= Activity =
Work through the listing below, copying each line that carries the word "Paratha".

= Given information =
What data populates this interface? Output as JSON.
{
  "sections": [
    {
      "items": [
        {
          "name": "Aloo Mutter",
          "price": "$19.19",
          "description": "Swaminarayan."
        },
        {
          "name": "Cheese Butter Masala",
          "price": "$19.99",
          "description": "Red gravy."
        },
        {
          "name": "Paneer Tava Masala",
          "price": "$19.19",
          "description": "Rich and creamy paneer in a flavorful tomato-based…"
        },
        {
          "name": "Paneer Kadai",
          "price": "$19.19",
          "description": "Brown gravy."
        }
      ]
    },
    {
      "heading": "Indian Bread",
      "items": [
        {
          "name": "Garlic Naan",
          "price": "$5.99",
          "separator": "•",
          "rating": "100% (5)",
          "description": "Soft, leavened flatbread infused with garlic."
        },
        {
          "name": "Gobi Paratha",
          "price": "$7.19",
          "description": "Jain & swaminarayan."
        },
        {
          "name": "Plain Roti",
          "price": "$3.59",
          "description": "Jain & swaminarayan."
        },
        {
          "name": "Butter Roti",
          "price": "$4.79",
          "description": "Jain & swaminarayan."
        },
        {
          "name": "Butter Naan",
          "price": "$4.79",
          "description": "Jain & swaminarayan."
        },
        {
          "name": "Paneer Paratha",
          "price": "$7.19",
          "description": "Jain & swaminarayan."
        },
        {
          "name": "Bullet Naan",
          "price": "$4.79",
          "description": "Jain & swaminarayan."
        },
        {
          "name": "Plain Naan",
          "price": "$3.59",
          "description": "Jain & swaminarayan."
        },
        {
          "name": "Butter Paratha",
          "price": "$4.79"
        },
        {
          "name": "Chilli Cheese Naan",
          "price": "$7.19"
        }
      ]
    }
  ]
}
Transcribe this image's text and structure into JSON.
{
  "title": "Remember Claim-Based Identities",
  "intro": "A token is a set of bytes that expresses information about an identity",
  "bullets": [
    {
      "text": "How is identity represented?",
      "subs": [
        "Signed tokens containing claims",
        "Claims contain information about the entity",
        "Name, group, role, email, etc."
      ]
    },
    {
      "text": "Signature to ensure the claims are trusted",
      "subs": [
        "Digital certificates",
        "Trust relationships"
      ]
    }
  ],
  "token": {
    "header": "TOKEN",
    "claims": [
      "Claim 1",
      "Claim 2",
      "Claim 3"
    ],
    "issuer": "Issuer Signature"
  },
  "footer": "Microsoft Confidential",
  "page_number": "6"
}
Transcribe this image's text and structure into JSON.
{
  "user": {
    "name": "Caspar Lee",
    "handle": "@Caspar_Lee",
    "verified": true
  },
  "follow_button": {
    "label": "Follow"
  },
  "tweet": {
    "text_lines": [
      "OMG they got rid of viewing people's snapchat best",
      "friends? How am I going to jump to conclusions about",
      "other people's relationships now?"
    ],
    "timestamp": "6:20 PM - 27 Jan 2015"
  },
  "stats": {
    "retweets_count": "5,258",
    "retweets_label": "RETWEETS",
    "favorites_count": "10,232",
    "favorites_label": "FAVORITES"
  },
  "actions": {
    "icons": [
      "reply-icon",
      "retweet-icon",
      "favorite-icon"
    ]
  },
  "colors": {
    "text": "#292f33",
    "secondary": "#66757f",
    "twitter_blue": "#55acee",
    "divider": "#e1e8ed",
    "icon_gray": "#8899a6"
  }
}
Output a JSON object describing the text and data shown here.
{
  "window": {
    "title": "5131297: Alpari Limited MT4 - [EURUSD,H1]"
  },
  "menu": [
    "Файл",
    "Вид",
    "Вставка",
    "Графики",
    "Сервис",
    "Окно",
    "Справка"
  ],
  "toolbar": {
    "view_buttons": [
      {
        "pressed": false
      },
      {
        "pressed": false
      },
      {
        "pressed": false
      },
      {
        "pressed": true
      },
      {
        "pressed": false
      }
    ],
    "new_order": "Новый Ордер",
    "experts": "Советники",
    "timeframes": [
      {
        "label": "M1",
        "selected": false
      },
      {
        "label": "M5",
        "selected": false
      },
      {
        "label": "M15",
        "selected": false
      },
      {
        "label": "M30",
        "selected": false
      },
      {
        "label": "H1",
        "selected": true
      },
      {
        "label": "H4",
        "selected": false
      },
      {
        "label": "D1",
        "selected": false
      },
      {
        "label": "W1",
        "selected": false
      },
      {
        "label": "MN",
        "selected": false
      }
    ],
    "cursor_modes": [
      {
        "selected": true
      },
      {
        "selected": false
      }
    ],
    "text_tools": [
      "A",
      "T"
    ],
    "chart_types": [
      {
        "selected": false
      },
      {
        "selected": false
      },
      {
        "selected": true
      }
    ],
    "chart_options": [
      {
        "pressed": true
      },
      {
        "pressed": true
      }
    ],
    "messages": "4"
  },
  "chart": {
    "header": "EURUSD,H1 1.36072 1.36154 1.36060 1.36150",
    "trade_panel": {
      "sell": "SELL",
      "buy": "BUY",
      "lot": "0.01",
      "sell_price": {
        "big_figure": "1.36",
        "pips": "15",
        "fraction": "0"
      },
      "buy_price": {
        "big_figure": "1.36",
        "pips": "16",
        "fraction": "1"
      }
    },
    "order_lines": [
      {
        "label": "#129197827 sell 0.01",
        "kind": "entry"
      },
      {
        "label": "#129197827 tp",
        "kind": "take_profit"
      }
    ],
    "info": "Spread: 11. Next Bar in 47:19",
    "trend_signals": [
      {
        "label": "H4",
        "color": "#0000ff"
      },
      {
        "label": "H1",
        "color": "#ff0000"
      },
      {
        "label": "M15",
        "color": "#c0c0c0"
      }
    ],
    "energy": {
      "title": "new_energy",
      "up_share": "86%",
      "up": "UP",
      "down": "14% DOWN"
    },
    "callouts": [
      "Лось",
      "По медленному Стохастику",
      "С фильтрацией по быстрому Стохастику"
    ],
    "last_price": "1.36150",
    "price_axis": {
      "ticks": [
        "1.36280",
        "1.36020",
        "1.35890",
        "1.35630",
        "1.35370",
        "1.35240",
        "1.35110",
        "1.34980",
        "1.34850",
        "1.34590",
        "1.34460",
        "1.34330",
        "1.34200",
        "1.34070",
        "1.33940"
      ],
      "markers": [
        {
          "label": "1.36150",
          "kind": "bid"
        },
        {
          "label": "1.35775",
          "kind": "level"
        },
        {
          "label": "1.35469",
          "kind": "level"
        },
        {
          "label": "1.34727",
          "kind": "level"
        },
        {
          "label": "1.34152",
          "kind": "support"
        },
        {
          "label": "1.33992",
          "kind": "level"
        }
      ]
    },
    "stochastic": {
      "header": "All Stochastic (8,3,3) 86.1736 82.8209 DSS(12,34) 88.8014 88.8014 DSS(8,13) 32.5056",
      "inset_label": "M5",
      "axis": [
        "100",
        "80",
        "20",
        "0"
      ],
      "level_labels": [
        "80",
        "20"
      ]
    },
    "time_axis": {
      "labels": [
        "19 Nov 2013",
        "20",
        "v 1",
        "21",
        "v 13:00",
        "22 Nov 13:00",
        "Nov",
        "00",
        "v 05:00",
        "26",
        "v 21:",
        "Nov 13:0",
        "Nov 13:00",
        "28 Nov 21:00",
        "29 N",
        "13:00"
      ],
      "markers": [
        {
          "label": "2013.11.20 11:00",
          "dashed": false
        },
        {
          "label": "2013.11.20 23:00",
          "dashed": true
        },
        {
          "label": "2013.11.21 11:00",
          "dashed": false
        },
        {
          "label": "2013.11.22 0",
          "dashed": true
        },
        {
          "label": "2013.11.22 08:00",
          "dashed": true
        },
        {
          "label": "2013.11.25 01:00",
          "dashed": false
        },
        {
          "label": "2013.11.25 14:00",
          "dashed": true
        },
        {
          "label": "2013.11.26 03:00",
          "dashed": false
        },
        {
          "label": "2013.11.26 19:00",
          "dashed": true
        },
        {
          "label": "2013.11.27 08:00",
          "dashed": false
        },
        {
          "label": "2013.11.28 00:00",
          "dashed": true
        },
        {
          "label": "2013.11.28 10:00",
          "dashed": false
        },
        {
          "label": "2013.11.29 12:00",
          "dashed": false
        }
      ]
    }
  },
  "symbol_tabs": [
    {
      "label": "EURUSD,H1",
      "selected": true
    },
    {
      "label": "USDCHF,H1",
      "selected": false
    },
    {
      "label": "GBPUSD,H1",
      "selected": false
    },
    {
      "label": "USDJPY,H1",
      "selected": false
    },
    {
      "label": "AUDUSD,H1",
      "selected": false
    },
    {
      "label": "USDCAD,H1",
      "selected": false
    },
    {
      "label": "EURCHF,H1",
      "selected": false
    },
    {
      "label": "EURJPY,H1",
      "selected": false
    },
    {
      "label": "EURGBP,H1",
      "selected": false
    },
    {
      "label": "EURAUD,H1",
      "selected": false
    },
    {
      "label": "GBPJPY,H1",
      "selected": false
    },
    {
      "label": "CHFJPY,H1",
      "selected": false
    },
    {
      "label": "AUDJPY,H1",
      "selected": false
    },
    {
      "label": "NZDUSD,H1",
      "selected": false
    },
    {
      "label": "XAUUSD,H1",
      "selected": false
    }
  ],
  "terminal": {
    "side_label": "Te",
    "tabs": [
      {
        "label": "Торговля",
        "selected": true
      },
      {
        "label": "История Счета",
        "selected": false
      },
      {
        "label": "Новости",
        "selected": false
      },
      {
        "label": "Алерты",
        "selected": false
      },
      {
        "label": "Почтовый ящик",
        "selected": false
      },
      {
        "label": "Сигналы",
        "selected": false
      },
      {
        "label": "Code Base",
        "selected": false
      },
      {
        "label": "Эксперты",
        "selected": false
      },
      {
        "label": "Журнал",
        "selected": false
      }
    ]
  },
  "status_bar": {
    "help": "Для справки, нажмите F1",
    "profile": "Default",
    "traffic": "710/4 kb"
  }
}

= Response to this exercise =
          "name": "Gobi Paratha",
          "name": "Paneer Paratha",
          "name": "Butter Paratha",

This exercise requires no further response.